What to do: Pictures stay out, but every line of the data is copied exactly.

[Dataset rows for apps and sites]
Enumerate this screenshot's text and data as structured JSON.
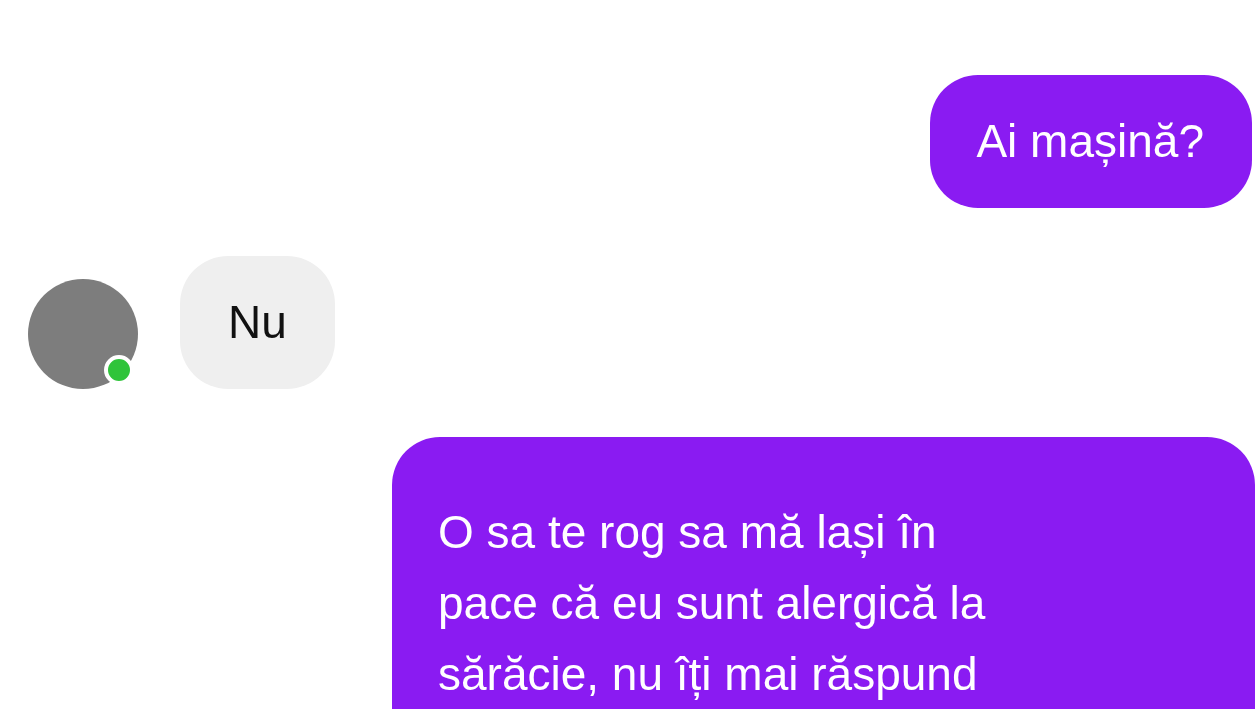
{
  "messages": [
    {
      "kind": "sent",
      "lines": [
        "Ai mașină?"
      ]
    },
    {
      "kind": "received",
      "lines": [
        "Nu"
      ],
      "sender": {
        "online": true
      }
    },
    {
      "kind": "sent",
      "lines": [
        "O sa te rog sa mă lași în",
        "pace că eu sunt alergică la",
        "sărăcie, nu îți mai răspund"
      ]
    }
  ]
}
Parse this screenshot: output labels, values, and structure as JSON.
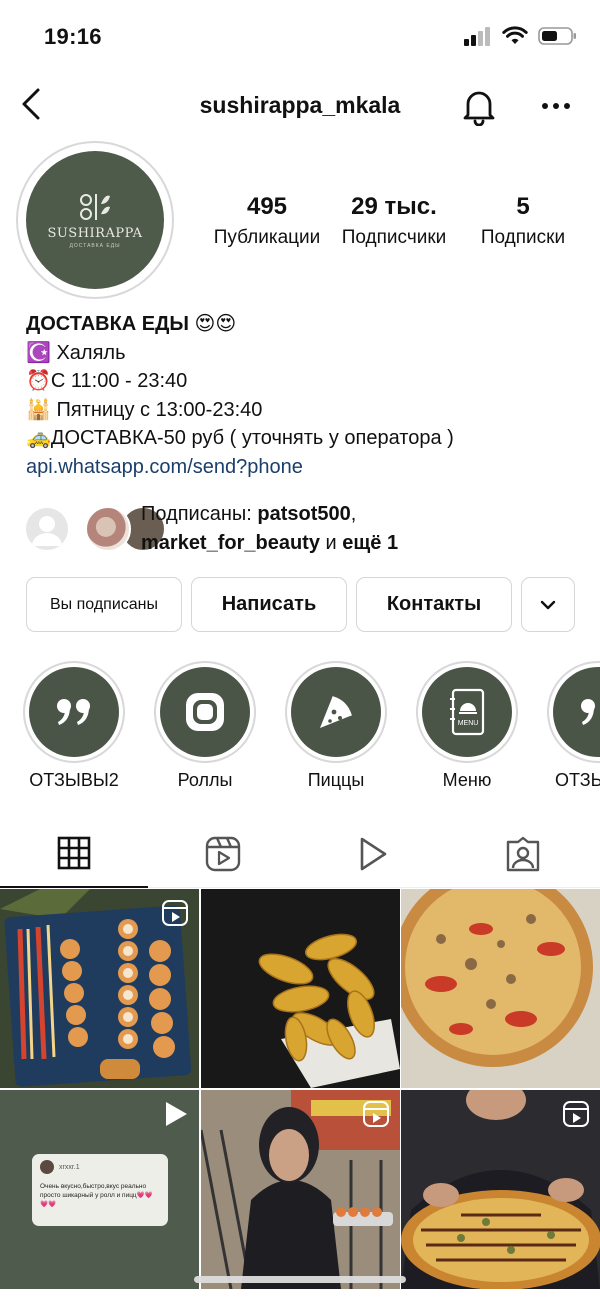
{
  "status": {
    "time": "19:16"
  },
  "header": {
    "username": "sushirappa_mkala"
  },
  "avatar": {
    "brand": "SUSHIRAPPA",
    "sub": "ДОСТАВКА ЕДЫ"
  },
  "stats": [
    {
      "num": "495",
      "label": "Публикации"
    },
    {
      "num": "29 тыс.",
      "label": "Подписчики"
    },
    {
      "num": "5",
      "label": "Подписки"
    }
  ],
  "bio": {
    "title": "ДОСТАВКА ЕДЫ 😍😍",
    "lines": [
      "☪️ Халяль",
      "⏰С 11:00 - 23:40",
      "🕌 Пятницу с 13:00-23:40",
      "🚕ДОСТАВКА-50 руб ( уточнять у оператора )"
    ],
    "link": "api.whatsapp.com/send?phone"
  },
  "followed_by": {
    "prefix": "Подписаны: ",
    "user1": "patsot500",
    "comma": ",",
    "user2": "market_for_beauty",
    "and": " и ",
    "more": "ещё 1"
  },
  "actions": {
    "following": "Вы подписаны",
    "message": "Написать",
    "contacts": "Контакты"
  },
  "highlights": [
    {
      "label": "ОТЗЫВЫ2",
      "icon": "quote-icon"
    },
    {
      "label": "Роллы",
      "icon": "roll-icon"
    },
    {
      "label": "Пиццы",
      "icon": "pizza-slice-icon"
    },
    {
      "label": "Меню",
      "icon": "menu-book-icon"
    },
    {
      "label": "ОТЗЫ",
      "icon": "quote-icon"
    }
  ],
  "posts": {
    "review": {
      "user": "xrxxr.1",
      "text": "Очень вкусно,быстро,вкус реально просто шикарный у ролл и пицц💗💗💗💗"
    }
  },
  "colors": {
    "highlight_bg": "#4a5547",
    "avatar_bg": "#4e5a4a",
    "link": "#1b3e6b"
  }
}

Exercise solution:
Enumerate this screenshot's text and data as structured JSON.
{
  "messages": [
    {
      "kind": "sent",
      "lines": [
        "Ai mașină?"
      ]
    },
    {
      "kind": "received",
      "lines": [
        "Nu"
      ],
      "sender": {
        "online": true
      }
    },
    {
      "kind": "sent",
      "lines": [
        "O sa te rog sa mă lași în",
        "pace că eu sunt alergică la",
        "sărăcie, nu îți mai răspund"
      ]
    }
  ]
}
Parse this screenshot: output labels, values, and structure as JSON.
{
  "status": {
    "time": "19:16"
  },
  "header": {
    "username": "sushirappa_mkala"
  },
  "avatar": {
    "brand": "SUSHIRAPPA",
    "sub": "ДОСТАВКА ЕДЫ"
  },
  "stats": [
    {
      "num": "495",
      "label": "Публикации"
    },
    {
      "num": "29 тыс.",
      "label": "Подписчики"
    },
    {
      "num": "5",
      "label": "Подписки"
    }
  ],
  "bio": {
    "title": "ДОСТАВКА ЕДЫ 😍😍",
    "lines": [
      "☪️ Халяль",
      "⏰С 11:00 - 23:40",
      "🕌 Пятницу с 13:00-23:40",
      "🚕ДОСТАВКА-50 руб ( уточнять у оператора )"
    ],
    "link": "api.whatsapp.com/send?phone"
  },
  "followed_by": {
    "prefix": "Подписаны: ",
    "user1": "patsot500",
    "comma": ",",
    "user2": "market_for_beauty",
    "and": " и ",
    "more": "ещё 1"
  },
  "actions": {
    "following": "Вы подписаны",
    "message": "Написать",
    "contacts": "Контакты"
  },
  "highlights": [
    {
      "label": "ОТЗЫВЫ2",
      "icon": "quote-icon"
    },
    {
      "label": "Роллы",
      "icon": "roll-icon"
    },
    {
      "label": "Пиццы",
      "icon": "pizza-slice-icon"
    },
    {
      "label": "Меню",
      "icon": "menu-book-icon"
    },
    {
      "label": "ОТЗЫ",
      "icon": "quote-icon"
    }
  ],
  "posts": {
    "review": {
      "user": "xrxxr.1",
      "text": "Очень вкусно,быстро,вкус реально просто шикарный у ролл и пицц💗💗💗💗"
    }
  },
  "colors": {
    "highlight_bg": "#4a5547",
    "avatar_bg": "#4e5a4a",
    "link": "#1b3e6b"
  }
}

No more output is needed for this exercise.